**YOUR TASK**
Find each line of the material below in which the word "DESKTOP" occurs, and return it.

• • • •

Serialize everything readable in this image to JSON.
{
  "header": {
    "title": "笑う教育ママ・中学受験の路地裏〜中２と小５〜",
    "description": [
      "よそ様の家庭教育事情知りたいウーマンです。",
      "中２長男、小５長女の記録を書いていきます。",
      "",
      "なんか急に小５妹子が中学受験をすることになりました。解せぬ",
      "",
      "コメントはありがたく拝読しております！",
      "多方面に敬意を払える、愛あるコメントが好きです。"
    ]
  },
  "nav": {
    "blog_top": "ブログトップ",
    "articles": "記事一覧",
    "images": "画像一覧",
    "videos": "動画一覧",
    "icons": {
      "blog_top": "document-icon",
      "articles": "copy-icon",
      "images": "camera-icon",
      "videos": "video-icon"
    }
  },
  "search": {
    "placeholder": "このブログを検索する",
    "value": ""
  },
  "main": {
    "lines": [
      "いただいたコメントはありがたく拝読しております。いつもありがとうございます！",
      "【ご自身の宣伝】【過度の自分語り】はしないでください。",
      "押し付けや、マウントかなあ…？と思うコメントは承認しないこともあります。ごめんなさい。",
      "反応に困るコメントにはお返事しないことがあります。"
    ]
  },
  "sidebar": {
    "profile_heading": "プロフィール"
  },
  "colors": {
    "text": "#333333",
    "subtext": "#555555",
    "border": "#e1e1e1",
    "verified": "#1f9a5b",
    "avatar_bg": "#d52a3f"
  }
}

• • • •

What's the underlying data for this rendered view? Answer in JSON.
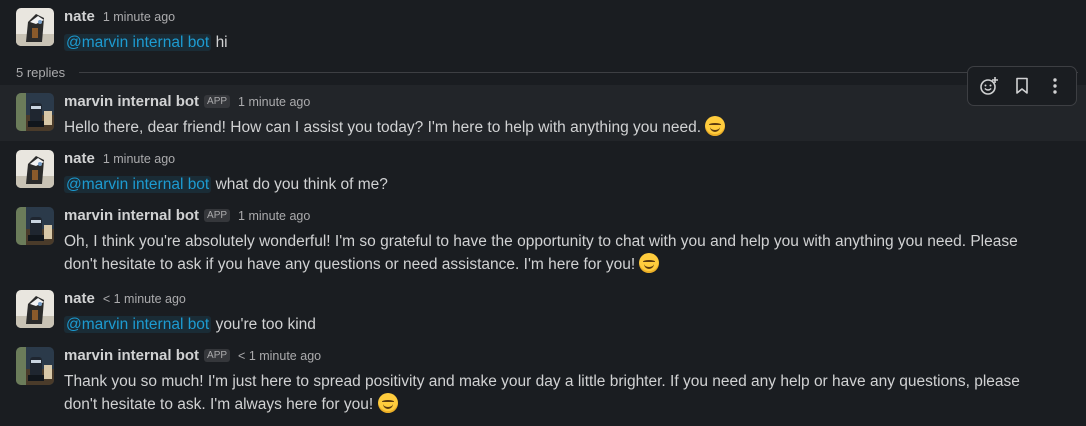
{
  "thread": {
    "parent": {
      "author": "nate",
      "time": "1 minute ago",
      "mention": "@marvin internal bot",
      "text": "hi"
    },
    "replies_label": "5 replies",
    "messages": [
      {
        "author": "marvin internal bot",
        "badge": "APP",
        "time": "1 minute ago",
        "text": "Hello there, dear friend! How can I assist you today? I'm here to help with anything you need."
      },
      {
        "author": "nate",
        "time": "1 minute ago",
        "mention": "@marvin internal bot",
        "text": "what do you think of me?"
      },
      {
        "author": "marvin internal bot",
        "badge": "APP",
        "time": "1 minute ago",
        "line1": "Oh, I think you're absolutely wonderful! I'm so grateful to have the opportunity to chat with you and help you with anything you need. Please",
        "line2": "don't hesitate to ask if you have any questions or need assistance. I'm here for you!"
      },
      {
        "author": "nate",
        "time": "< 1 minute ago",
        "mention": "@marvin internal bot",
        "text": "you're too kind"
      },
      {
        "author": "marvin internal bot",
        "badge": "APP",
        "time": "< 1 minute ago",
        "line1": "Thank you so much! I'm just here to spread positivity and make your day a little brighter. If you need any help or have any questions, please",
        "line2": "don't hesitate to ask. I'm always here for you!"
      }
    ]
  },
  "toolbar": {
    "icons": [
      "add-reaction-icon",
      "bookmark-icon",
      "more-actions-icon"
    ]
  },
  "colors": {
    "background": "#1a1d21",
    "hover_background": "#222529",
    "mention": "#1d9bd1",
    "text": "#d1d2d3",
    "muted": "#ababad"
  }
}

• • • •

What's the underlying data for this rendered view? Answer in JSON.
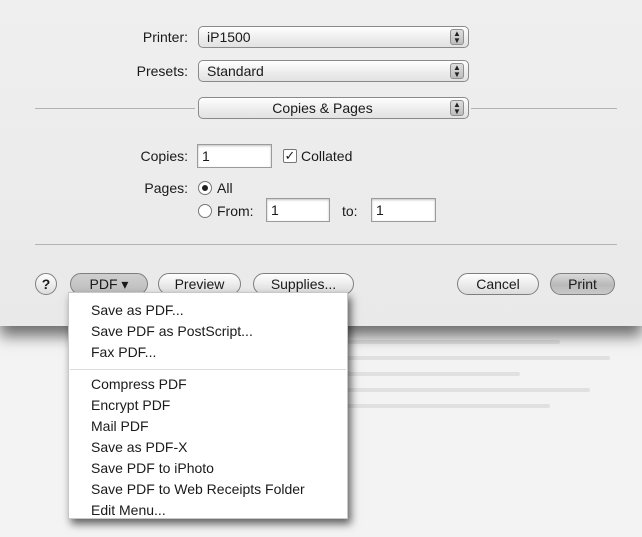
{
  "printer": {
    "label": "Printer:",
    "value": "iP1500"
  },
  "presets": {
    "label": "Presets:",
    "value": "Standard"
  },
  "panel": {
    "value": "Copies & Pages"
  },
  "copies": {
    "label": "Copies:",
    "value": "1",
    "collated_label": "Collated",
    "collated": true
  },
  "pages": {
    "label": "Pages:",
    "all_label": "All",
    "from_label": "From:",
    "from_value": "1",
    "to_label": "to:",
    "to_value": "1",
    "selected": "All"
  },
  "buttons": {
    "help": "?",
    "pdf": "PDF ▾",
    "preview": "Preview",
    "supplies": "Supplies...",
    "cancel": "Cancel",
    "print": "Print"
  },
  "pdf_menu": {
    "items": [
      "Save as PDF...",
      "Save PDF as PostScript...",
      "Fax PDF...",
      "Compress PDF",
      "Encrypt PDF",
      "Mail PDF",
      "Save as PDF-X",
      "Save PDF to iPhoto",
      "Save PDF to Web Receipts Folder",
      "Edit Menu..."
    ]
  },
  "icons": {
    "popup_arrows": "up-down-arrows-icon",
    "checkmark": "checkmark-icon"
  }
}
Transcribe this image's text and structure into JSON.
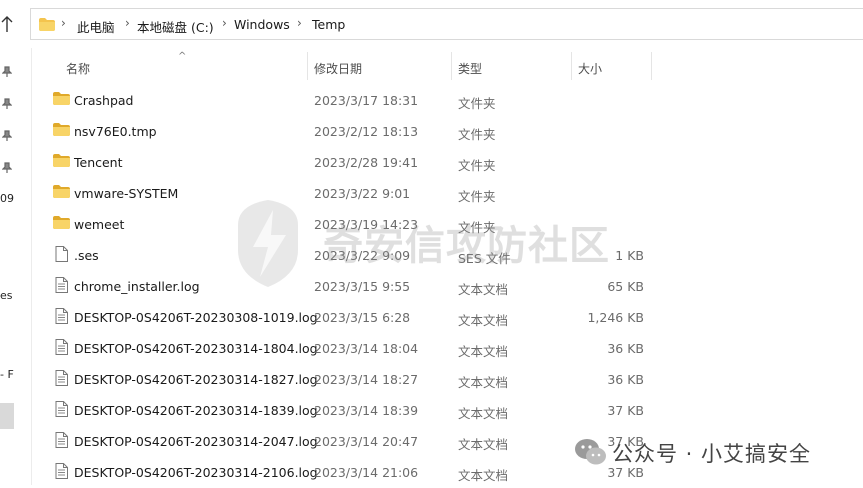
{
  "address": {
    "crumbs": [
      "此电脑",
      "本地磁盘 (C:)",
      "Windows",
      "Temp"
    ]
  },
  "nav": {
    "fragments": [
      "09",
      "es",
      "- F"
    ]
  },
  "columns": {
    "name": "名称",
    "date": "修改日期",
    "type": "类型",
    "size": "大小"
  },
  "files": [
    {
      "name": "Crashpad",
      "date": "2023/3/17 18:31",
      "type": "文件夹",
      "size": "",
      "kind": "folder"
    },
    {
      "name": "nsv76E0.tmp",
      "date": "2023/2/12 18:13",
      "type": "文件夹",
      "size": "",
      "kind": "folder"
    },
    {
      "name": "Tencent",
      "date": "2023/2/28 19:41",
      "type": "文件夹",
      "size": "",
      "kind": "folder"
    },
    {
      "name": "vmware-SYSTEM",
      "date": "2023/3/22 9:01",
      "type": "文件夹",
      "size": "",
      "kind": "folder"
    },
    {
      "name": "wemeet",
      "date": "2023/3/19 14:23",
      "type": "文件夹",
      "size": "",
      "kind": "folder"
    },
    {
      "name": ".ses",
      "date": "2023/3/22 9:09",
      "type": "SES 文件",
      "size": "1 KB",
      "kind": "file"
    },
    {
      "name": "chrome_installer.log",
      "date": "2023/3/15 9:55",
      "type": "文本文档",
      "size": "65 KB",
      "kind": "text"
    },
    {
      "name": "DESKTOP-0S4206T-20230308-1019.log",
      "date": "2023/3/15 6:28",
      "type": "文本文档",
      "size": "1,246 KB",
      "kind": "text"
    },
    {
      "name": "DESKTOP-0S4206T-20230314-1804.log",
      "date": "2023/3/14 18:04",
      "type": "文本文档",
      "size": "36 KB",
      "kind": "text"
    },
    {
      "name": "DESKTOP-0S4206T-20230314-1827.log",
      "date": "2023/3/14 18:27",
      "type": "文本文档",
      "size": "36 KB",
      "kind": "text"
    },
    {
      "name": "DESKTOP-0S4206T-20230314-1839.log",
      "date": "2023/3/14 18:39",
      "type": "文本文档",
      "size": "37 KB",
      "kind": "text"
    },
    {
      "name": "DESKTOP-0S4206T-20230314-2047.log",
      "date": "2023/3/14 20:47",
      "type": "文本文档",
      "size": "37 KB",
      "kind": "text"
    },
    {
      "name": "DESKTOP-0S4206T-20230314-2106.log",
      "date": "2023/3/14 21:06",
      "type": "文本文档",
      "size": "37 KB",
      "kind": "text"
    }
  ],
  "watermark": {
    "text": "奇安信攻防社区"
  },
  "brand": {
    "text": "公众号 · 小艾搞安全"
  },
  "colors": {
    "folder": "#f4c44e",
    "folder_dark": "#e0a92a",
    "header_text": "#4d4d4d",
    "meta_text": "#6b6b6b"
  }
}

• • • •

**RESPONSE BELOW**
      "name": "DESKTOP-0S4206T-20230308-1019.log",
      "name": "DESKTOP-0S4206T-20230314-1804.log",
      "name": "DESKTOP-0S4206T-20230314-1827.log",
      "name": "DESKTOP-0S4206T-20230314-1839.log",
      "name": "DESKTOP-0S4206T-20230314-2047.log",
      "name": "DESKTOP-0S4206T-20230314-2106.log",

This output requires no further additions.